Directions :: Where a line of the data below has the string "image", copy that line.

┌─ Material supplied

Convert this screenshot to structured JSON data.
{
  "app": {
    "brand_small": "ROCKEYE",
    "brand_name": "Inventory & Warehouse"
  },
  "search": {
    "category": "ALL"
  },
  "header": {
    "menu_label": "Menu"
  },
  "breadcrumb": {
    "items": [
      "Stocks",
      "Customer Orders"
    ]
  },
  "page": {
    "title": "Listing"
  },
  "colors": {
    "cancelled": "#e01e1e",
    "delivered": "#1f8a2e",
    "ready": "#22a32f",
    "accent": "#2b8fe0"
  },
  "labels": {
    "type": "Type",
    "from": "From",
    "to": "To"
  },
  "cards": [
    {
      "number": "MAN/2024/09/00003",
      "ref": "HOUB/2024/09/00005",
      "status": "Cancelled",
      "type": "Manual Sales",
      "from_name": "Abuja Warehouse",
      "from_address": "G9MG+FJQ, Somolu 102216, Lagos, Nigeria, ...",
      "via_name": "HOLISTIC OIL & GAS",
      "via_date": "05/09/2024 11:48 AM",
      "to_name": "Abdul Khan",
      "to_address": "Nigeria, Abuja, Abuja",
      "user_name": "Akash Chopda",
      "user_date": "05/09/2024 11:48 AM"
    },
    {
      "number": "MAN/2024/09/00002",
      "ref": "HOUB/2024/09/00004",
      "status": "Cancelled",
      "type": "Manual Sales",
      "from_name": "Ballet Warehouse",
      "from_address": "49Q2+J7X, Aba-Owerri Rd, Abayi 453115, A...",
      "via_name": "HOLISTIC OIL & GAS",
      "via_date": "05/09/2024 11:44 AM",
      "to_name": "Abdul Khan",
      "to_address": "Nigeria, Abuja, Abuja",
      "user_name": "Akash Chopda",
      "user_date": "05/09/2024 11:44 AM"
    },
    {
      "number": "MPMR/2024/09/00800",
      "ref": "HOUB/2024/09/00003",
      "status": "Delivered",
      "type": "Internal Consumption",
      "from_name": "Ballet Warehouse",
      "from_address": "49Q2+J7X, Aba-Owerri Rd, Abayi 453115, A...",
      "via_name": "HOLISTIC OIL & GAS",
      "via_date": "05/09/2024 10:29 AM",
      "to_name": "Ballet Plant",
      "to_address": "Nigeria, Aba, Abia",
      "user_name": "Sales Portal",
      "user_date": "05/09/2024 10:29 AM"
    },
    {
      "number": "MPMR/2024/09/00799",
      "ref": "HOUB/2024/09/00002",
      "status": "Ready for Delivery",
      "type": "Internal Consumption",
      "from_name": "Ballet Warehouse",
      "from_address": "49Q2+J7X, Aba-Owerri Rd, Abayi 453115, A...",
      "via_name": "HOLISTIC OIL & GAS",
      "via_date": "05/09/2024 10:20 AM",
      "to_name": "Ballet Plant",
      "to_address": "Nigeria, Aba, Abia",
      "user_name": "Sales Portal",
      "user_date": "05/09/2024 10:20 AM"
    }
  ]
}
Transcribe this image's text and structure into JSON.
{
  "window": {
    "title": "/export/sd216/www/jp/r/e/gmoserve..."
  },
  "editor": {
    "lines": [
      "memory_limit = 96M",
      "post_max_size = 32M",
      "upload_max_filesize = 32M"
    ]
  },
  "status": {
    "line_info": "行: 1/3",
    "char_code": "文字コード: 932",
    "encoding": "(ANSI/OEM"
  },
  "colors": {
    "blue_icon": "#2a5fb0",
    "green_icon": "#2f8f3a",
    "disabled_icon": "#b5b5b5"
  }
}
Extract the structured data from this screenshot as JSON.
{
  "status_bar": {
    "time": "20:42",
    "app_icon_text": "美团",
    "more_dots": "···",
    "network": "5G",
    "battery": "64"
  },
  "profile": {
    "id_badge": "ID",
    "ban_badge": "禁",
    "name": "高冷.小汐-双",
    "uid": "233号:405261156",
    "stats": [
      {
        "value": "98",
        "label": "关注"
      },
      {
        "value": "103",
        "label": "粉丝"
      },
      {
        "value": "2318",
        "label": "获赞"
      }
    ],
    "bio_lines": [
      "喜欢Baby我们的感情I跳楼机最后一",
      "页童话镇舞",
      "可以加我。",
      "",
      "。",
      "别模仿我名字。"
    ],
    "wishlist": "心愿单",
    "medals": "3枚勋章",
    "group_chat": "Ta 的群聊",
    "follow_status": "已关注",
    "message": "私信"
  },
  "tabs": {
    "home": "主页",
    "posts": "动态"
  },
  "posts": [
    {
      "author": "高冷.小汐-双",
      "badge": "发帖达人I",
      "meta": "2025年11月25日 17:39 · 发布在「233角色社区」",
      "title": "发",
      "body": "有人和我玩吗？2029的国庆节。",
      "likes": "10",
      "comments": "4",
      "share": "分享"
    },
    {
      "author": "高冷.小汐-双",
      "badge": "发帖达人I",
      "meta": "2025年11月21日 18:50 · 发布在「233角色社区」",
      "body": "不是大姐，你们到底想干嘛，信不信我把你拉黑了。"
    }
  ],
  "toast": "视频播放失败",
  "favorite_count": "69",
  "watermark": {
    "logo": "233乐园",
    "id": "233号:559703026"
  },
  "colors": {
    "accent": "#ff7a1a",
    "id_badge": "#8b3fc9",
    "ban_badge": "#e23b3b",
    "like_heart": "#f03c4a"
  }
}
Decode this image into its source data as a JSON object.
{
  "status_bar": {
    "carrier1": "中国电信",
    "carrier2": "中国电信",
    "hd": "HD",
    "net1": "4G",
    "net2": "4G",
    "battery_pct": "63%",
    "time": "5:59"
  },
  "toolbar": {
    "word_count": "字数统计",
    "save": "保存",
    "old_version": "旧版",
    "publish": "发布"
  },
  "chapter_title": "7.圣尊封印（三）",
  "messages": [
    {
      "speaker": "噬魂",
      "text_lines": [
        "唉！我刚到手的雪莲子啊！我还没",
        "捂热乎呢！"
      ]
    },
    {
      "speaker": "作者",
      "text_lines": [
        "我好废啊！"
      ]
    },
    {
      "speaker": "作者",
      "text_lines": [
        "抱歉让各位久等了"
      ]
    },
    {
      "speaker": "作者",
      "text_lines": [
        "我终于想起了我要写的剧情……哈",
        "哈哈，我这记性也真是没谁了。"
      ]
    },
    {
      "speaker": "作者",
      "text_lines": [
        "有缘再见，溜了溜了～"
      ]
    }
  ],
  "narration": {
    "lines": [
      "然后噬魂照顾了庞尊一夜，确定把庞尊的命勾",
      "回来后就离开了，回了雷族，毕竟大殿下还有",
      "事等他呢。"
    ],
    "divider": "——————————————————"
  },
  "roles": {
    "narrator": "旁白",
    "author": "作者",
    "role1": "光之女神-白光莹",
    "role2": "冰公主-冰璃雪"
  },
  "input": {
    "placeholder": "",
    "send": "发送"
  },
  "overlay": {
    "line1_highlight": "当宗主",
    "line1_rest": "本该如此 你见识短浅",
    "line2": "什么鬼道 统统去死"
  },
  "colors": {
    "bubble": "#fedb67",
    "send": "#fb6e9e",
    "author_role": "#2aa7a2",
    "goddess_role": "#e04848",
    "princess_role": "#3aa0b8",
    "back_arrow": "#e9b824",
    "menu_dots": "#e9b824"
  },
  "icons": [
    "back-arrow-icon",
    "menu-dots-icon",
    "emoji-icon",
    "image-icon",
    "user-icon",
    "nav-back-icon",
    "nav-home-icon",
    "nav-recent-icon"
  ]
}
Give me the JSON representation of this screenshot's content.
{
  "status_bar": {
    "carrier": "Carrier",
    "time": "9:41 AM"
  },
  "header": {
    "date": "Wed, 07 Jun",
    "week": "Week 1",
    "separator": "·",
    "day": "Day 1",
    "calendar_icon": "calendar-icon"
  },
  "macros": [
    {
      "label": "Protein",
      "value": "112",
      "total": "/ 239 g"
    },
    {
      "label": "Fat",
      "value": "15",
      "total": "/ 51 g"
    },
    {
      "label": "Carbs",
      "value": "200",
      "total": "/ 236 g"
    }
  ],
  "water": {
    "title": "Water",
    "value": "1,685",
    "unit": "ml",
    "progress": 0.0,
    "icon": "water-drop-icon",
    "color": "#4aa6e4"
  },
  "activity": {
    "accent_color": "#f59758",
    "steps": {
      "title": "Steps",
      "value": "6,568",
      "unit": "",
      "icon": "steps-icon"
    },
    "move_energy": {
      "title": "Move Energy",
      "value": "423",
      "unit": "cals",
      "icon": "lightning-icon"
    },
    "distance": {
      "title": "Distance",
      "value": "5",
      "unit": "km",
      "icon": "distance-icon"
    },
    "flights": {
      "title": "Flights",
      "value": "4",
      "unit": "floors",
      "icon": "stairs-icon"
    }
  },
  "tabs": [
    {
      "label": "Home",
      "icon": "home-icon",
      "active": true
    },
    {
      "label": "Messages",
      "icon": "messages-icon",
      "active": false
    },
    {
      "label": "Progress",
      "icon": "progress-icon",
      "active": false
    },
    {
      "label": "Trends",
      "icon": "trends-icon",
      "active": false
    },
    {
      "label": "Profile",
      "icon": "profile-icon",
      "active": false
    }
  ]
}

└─

Expected answer ::
Transcribe this image's text and structure into JSON.
Decode this image into its source data as a JSON object.
    "image-icon",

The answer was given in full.